Science in a suitcase

Robert Prevedel talks about EMBL and microscopy at the Internationale Gesamtschule Heidelberg. PHOTO: EMBL/Hugo Neves
Robert Prevedel talks about EMBL and microscopy at the Internationale Gesamtschule Heidelberg. PHOTO: EMBL/Hugo Neves


School students build fluorescence microscopes designed by members of the Prevedel group and ELLS

A fluorescence microscope can be like a magic box. If you twiddle the buttons just right, you can get informative and beautiful images. Yet understanding how one works is easier to grasp if you can build one. This is what students at the Internationale Gesamtschule Heidelberg (IGH) did, as part of the microscopy project, “From Nature to Technology – Microscopes in Action”, organised by EMBL’s teacher training programme, ELLS, and the Prevedel group. Students aged 15-16 years, built fluorescence microscopes from parts packaged within a portable kit and imaged biological specimens. On the 5th of March, Robert Prevedel, group leader at EMBL Heidelberg, spoke at IGH and answered questions from students.

Curious students

Throughout February, students at the IGH took part in a series of four 90-minute sessions that transformed the classroom into a lab. Working in small groups, students built fluorescence microscopes, capable of imaging biological samples hundreds of micrometres in size. Fragile lenses and research grade objectives make up the kit, so protective gloves were donned. The laboratory experience continued as students prepared biological samples, practiced using research-grade micro-pipettes for the first time and got the opportunity to visit EMBL before and after their classroom sessions. Here, they saw the inner workings of much larger fluorescence microscopes and gained an insight into how these are used in research.

Pupils discover how their newly-built fluorescence microscopes work. PHOTO: EMBL/Emma Steer

Pupils discover how their newly-built microscope works. PHOTO: EMBL/Emma Steer

To conclude the project, students showcased what they had learnt in a poster presentation on the 5th of March. Robert Prevedel also gave a talk at the school and answered questions from curious students. The local press came and the room was packed with around 150 students filling seats and more crowding in at the back. “I felt the project worked well, and the turn out for the presentation today reflected that,” says Robert Prevedel. “We initially designed this project for the predoctoral course at EMBL, but with the support of the teachers and ELLS, it could be modified to fit into a classroom setting.”

Skills for success

By successfully building a fluorescence microscope, the students showed a thorough and solid understanding of the textbook physics and biology they had learnt in the classroom. Determination, problem-solving, and teamwork were also required to complete this project. Yet these students rose to the challenge. “It was amazing what we were able to see under the microscope,” says one student, “you felt like you were in a proper laboratory.” Christoph Hedicke, the students’ teacher agrees. “It was a great opportunity for the students to work in a practical setting.
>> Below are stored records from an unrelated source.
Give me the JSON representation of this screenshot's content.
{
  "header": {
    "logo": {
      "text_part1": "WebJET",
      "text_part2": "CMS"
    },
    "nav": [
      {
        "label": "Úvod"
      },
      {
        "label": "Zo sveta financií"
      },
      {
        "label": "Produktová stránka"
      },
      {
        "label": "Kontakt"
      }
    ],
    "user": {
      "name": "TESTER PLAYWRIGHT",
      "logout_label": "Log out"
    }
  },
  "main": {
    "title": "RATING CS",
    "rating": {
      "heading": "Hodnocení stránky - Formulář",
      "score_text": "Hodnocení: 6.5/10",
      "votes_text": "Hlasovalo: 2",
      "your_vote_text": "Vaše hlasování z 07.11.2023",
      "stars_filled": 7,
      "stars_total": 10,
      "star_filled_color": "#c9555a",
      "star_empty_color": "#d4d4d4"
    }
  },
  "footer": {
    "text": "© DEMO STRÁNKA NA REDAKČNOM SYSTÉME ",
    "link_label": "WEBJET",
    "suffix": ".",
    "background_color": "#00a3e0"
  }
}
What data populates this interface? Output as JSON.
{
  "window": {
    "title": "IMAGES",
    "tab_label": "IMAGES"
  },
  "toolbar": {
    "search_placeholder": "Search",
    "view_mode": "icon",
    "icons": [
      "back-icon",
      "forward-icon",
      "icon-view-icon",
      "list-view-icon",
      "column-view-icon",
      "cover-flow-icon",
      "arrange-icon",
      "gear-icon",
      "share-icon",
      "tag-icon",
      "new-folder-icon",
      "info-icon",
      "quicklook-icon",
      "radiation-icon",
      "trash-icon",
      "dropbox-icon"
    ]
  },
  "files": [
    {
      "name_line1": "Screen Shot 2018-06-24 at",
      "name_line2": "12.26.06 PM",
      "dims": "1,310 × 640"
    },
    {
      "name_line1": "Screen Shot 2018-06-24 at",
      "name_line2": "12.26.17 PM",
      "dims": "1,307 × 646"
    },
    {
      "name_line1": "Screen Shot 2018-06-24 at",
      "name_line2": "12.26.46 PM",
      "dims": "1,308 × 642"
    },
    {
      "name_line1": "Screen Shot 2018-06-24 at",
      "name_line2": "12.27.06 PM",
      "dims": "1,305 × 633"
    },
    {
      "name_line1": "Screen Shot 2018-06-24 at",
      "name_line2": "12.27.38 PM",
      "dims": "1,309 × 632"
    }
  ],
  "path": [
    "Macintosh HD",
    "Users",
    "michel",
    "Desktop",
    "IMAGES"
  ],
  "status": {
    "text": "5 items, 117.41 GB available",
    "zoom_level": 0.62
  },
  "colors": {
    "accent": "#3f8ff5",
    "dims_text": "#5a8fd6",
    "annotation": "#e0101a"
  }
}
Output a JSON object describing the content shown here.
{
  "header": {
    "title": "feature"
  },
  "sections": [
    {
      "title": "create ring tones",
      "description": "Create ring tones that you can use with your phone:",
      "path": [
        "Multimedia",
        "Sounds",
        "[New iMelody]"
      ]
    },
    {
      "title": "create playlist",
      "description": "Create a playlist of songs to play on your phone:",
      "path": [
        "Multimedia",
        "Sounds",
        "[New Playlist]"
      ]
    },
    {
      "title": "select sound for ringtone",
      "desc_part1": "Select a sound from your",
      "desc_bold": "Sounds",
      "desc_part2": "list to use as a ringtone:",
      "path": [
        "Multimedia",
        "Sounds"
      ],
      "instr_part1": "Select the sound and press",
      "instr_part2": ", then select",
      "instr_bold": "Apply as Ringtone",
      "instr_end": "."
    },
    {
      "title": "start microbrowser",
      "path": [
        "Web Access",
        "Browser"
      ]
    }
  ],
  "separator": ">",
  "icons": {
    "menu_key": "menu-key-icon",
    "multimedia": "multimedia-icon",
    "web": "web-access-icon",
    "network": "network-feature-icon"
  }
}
It asked a lot of the students but they are open and curious to learn.”

Continued support

The project was generously funded by the Dr. Rolf M Schwiete Stiftung and the Zukunft Metropolregion Rhein-Neckar e.V., with continued support from Friends of EMBL. This project helps to make STEM subjects more accessible to school students. The fluorescence microscopes, originally designed by members of the Prevedel group and adapted by ELLS, easily fit into portable suitcases. “We received very good feedback from the students,” says Agnes Szmolenszky, Head of ELLS. “The plan now is to make this project a self-contained teaching resource for schools, first here in the region and then nationwide.”